You can water less in the cooler months in spring and fall, when plants need less additional water. Image credit: Denver Water.

If you’re excited to get out and start playing in the yard like me, now is a great time to prepare for some landscape upgrades.

At our house, we put down plastic several weeks ago on a section of our lawn. This makes it easier to remove the turf that we’ll be converting into a low-water flower garden this year.

We’re doing this with the help of plants from Resource Central’s Garden In A Box

I’m also looking at pictures at Plant Select and considering where new plants and flowers that use less water could take up residence in other areas of our landscape. 

Plant Select is a nonprofit collaboration of Colorado State University, Denver Botanic Gardens and professional horticulturists. Its mission is to seek out and distribute the very best plants for landscapes and gardens from the intermountain region to the high plains and beyond.

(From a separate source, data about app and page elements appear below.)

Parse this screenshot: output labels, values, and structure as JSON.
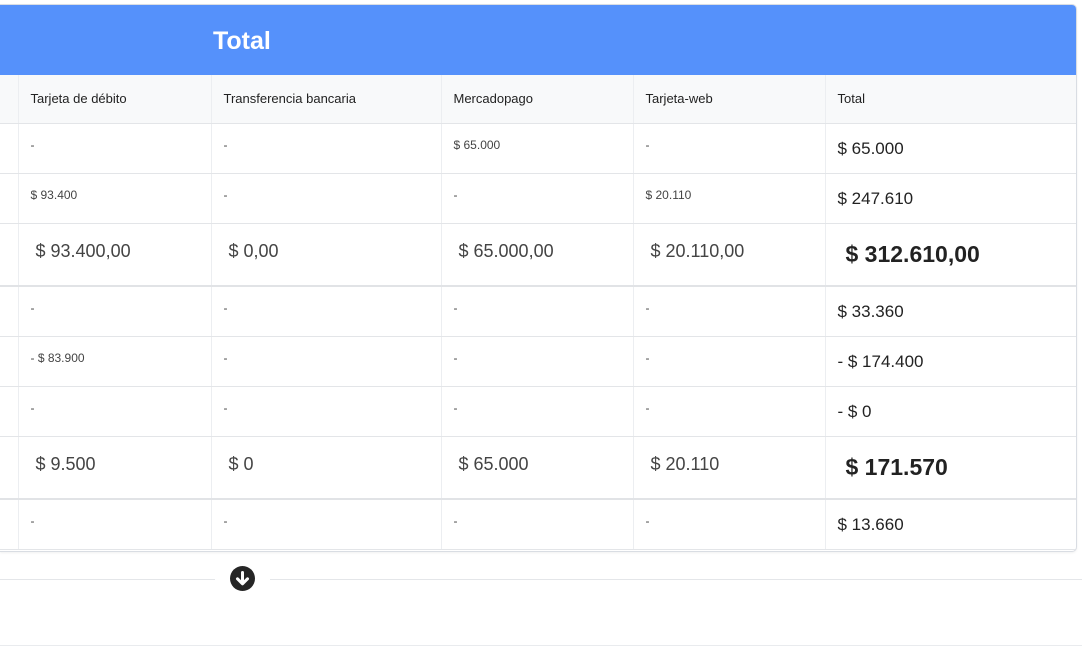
{
  "card": {
    "title": "Total"
  },
  "table": {
    "headers": [
      "",
      "Tarjeta de débito",
      "Transferencia bancaria",
      "Mercadopago",
      "Tarjeta-web",
      "Total"
    ],
    "rows": [
      {
        "type": "small",
        "cells": [
          "",
          "-",
          "-",
          "$ 65.000",
          "-",
          "$ 65.000"
        ]
      },
      {
        "type": "small",
        "cells": [
          "",
          "$ 93.400",
          "-",
          "-",
          "$ 20.110",
          "$ 247.610"
        ]
      },
      {
        "type": "sum",
        "cells": [
          "",
          "$ 93.400,00",
          "$ 0,00",
          "$ 65.000,00",
          "$ 20.110,00",
          "$ 312.610,00"
        ]
      },
      {
        "type": "small",
        "cells": [
          "",
          "-",
          "-",
          "-",
          "-",
          "$ 33.360"
        ]
      },
      {
        "type": "small",
        "cells": [
          "",
          "- $ 83.900",
          "-",
          "-",
          "-",
          "- $ 174.400"
        ]
      },
      {
        "type": "small",
        "cells": [
          "",
          "-",
          "-",
          "-",
          "-",
          "- $ 0"
        ]
      },
      {
        "type": "sum",
        "cells": [
          "",
          "$ 9.500",
          "$ 0",
          "$ 65.000",
          "$ 20.110",
          "$ 171.570"
        ]
      },
      {
        "type": "small",
        "cells": [
          "",
          "-",
          "-",
          "-",
          "-",
          "$ 13.660"
        ]
      }
    ]
  },
  "controls": {
    "scroll_down_icon": "arrow-down-circle-icon"
  }
}
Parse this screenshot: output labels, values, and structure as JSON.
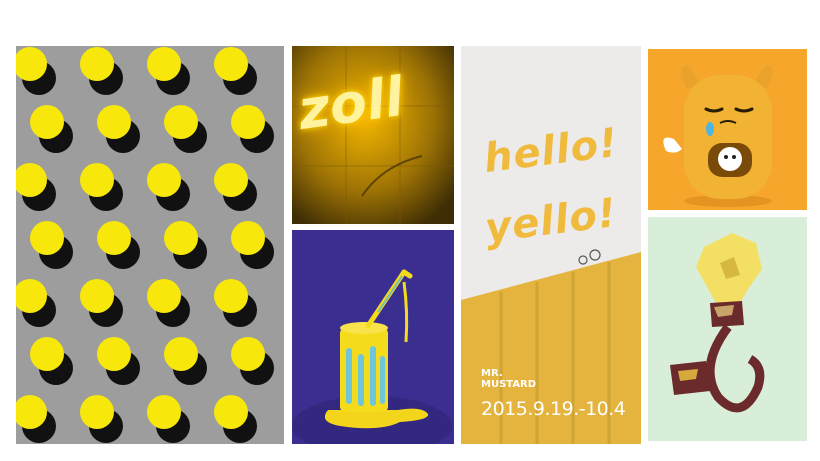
{
  "poster": {
    "line1": "hello!",
    "line2": "yello!",
    "brand": "MR.\nMUSTARD",
    "dates": "2015.9.19.-10.4"
  },
  "neon": {
    "text": "zoll"
  },
  "colors": {
    "dot_yellow": "#f7e70a",
    "mustard": "#e3b33f",
    "can_background": "#3b2f8f",
    "toy_background": "#f5a72c",
    "bulb_background": "#d9eed9"
  }
}
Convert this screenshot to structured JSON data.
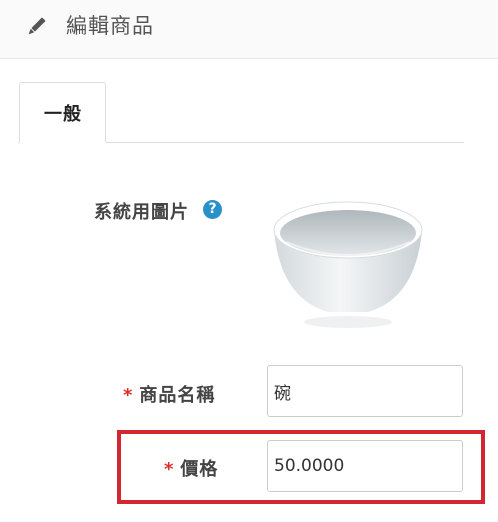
{
  "header": {
    "title": "編輯商品",
    "icon": "pencil-icon"
  },
  "tabs": [
    {
      "label": "一般",
      "active": true
    }
  ],
  "form": {
    "image_label": "系統用圖片",
    "image_help_icon": "question-circle-icon",
    "image_help_glyph": "?",
    "image_alt": "碗",
    "name_label": "商品名稱",
    "name_value": "碗",
    "price_label": "價格",
    "price_value": "50.0000",
    "required_marker": "*"
  },
  "colors": {
    "required": "#d9302a",
    "help_icon": "#2a90c8",
    "highlight": "#d22630"
  }
}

If you’re looking for inspiration, there are many examples of beautiful water-wise yards scattered throughout the Denver metro area. 

This includes “functional landscapes,” which fit the needs of the homeowner and family. Examples of functional landscapes include having multiple areas for different activities, such as grass for kids and pets to play on, vegetable gardens to grow food, sheds for storage, patios and decks for entertaining and flower gardens for visual beauty. 

Watch how April Montgomery and her husband Kim Hartsen worked to make their front yard more functional, including building a walkway over the mud patch, enlarging the garden and adding water-efficient plants.

 Denver Water also has tips and resources if you’re thinking about remodeling your yard.